DATA EXTRACT:
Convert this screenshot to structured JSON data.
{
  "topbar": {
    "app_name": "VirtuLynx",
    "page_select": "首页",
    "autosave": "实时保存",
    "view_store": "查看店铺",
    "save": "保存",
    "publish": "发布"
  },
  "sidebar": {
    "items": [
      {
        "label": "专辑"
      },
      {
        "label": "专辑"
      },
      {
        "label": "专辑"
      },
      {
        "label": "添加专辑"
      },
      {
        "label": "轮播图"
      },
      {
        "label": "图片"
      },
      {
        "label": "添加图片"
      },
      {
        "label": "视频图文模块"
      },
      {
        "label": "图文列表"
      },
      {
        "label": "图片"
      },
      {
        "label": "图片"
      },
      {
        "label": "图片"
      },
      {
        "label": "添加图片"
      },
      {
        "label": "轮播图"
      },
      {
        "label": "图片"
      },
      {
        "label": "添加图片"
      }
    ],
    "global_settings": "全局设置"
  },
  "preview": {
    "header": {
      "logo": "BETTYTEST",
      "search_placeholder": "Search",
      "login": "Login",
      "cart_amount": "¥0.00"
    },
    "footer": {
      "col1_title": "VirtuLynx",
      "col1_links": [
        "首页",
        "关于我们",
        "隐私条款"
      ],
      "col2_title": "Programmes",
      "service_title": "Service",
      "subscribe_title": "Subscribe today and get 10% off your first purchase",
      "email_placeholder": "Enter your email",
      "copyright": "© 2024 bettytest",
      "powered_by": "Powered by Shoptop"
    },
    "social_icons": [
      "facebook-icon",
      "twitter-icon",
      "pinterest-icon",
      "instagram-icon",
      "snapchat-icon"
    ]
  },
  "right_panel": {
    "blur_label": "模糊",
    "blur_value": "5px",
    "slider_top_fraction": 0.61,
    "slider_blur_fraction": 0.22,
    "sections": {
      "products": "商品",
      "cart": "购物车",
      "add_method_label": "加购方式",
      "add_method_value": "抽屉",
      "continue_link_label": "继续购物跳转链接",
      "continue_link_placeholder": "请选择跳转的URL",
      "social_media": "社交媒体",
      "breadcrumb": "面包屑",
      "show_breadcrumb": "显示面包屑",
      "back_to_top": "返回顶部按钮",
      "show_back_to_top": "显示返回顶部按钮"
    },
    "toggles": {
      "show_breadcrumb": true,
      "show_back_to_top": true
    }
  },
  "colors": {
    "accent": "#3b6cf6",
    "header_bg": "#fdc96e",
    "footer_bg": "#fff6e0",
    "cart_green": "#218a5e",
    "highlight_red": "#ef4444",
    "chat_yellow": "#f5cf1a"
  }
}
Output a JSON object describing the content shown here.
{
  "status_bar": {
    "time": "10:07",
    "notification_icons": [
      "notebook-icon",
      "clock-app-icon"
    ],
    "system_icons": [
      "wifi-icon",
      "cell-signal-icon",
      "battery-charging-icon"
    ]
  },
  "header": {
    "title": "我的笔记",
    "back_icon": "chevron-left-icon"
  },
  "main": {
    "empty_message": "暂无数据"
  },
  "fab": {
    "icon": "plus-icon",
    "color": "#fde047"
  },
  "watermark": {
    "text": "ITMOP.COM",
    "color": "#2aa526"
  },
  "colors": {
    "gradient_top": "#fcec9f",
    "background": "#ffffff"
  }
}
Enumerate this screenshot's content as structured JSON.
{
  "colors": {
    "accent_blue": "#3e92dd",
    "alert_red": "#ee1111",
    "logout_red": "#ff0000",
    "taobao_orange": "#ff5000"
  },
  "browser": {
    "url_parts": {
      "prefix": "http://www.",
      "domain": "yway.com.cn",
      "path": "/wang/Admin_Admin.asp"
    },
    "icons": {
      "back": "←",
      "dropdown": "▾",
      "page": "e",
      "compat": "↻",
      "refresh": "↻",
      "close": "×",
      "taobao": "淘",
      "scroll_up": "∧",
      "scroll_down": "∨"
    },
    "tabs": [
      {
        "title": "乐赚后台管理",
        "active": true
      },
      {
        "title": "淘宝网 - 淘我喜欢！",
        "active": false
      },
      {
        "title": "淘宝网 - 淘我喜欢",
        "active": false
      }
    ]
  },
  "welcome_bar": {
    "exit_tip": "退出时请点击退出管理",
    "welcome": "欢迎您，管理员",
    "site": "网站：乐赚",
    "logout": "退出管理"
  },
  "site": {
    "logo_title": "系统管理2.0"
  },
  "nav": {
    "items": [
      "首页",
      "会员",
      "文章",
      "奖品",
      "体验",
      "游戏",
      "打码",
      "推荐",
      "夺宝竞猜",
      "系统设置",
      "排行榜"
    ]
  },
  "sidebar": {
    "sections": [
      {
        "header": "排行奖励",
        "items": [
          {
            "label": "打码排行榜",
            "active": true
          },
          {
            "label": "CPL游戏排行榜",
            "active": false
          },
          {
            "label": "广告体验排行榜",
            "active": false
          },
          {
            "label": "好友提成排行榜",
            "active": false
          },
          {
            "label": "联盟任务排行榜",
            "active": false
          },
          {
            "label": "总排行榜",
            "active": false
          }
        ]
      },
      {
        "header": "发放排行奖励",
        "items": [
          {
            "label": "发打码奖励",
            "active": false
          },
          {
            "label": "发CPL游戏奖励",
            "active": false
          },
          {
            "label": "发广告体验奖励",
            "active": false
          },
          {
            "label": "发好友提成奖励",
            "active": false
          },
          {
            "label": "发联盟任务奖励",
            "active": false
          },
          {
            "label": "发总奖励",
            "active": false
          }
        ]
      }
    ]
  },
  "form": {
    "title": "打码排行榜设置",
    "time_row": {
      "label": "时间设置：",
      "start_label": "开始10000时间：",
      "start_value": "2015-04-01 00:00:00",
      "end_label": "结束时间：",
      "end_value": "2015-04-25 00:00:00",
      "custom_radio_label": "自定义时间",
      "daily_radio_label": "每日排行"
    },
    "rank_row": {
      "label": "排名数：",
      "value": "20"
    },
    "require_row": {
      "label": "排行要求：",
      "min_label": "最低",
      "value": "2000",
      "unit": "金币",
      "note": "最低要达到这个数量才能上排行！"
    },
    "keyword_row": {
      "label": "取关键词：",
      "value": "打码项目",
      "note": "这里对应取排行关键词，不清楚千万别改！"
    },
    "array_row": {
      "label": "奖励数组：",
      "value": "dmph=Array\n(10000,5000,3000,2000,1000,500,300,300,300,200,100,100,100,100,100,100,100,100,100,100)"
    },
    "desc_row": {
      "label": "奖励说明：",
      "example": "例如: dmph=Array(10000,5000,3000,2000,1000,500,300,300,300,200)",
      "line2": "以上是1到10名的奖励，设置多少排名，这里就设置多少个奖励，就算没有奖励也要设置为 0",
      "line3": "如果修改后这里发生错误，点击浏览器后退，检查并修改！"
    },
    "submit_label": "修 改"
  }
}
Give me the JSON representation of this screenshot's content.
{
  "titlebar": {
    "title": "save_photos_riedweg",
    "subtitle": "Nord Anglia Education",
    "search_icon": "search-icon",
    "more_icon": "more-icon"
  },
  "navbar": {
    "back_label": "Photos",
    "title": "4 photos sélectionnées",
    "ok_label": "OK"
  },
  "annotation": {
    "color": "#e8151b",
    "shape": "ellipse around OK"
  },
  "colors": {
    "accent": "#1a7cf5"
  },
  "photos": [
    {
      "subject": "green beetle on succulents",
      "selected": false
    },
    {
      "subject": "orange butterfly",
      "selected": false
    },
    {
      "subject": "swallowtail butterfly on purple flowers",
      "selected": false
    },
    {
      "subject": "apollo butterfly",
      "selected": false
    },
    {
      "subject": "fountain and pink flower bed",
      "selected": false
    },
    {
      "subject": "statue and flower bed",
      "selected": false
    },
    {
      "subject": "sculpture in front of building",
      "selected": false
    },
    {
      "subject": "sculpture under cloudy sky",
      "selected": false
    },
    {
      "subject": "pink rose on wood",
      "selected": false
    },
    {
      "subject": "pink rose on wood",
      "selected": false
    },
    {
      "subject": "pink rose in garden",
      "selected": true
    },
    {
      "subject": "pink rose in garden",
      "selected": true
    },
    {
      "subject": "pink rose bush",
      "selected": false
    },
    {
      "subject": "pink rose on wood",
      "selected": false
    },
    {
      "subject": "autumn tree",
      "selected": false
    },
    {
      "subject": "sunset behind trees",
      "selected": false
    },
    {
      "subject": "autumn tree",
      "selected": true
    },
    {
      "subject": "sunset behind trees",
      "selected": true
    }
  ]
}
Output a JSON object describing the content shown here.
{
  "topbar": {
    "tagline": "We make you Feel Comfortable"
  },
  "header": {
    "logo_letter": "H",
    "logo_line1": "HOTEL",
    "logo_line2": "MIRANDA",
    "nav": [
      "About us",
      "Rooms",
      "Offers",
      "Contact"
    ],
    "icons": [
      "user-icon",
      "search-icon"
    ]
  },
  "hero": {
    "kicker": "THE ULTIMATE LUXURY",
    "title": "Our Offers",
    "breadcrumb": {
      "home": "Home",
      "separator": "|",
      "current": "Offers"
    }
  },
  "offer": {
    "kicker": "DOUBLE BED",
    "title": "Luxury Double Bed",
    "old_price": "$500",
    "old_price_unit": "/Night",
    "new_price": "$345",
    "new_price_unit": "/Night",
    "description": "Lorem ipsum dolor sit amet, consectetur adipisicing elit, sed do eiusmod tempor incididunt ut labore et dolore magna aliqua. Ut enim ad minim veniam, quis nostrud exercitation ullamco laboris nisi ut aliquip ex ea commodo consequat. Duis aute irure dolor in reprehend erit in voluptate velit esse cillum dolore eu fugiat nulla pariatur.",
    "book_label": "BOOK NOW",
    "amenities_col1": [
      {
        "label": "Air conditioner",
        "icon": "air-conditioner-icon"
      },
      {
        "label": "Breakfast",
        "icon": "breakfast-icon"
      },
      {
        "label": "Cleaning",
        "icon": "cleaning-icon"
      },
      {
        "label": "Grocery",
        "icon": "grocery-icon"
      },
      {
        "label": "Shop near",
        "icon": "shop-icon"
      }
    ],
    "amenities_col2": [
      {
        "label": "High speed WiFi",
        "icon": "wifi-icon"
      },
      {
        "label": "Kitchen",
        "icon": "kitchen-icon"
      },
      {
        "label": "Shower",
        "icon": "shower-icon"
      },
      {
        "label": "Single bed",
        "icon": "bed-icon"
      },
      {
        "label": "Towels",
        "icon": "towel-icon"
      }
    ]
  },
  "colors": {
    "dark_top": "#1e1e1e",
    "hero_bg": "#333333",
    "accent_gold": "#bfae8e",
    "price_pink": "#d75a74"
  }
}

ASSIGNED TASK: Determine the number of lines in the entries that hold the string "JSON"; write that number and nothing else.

EXERCISE OUTPUT: 5